So here are eight of them that you might want to avoid using. They won’t help the person you’re talking to and will probably make them feel worse. If you don’t know what to say that’s fine. Just let the person you’re talking to know that you care.
I’ve written her many times about the illusory nature of the self. About how we think of our personalities as these fixed, permanent things, when in fact we’re just a string of choices and habits, threaded together by a story we tell ourselves.
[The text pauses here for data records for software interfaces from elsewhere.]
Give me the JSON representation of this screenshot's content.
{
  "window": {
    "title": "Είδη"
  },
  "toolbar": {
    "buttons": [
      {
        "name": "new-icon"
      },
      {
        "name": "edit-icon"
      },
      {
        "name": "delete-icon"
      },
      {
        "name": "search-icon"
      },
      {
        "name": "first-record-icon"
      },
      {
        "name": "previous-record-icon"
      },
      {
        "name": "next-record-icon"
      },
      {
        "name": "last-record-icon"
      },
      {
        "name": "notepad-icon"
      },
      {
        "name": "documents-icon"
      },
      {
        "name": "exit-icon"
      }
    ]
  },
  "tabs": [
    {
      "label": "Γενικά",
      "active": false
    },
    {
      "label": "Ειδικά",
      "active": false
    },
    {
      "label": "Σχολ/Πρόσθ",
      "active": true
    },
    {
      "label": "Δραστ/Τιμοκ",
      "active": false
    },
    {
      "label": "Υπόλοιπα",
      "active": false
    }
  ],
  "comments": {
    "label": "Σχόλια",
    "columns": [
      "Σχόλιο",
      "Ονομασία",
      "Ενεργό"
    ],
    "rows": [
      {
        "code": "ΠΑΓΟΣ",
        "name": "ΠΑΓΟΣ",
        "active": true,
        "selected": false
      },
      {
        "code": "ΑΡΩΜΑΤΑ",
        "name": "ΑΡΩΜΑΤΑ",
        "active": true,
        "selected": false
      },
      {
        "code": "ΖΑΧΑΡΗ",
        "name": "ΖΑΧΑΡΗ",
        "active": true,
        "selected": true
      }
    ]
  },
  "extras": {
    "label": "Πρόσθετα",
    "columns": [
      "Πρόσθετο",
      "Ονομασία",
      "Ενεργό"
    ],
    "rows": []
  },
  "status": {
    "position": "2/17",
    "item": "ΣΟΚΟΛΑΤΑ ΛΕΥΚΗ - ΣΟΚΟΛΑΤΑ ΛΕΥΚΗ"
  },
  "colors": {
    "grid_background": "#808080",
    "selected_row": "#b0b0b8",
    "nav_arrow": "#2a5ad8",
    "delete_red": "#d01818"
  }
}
Many people feel a little disheartened to be described ini this way, but for me, it highlights how limitless our potential for change and growth is at every moment.
That’s the theme of Leo Babauta’s latest piece for Zen Habits on changing your identity.
One of the most powerful switches I ever made when changing my entire life was switching up my identity.
And while I never did it overnight, I successfully did it in multiple areas:
I changed from a smoker to a non-smoker — and once I did, I stopped thinking of smoking as something to do when I was stressed.
I went from meat-eater to vegetarian (and later to vegan). It literally took meat off the menu for me, so that I didn’t even consider eating it.
I thought of myself as a marathoner. Later, as just someone who exercises regularly to stay fit and healthy. It meant that there was no question I was going to exercise, even if I fell out of it for a bit because of disruptions.
Leo breaks down how he was able to make these changes and even some of the potential pitfalls of changing the way you look at yourself, but there’s no question that taking the opportunity to look at yourself in a new way can be life changing.
Life is made up of choices.In the moment they seem small, but if we repeat them enough, the effects of these tiny decisions can be massive.
This beautiful little video, without a single word and set to the strains of “In The Hall Of The Mountain King”, follows the life of an ordinary man as he chooses between working hard or slacking off, going to the gym or sitting on the sofa, eating potato chips and coke, or salad and water for breakfast…ok, both of those are weird choices.
The final message of the video is simple.
Small choices become actions.
Actions become habits.
And habits become our way of life.
I don’t know about you, but I’m going to put this one on every time I’m tempted to procrastinate by watching YouTube vide…dammit!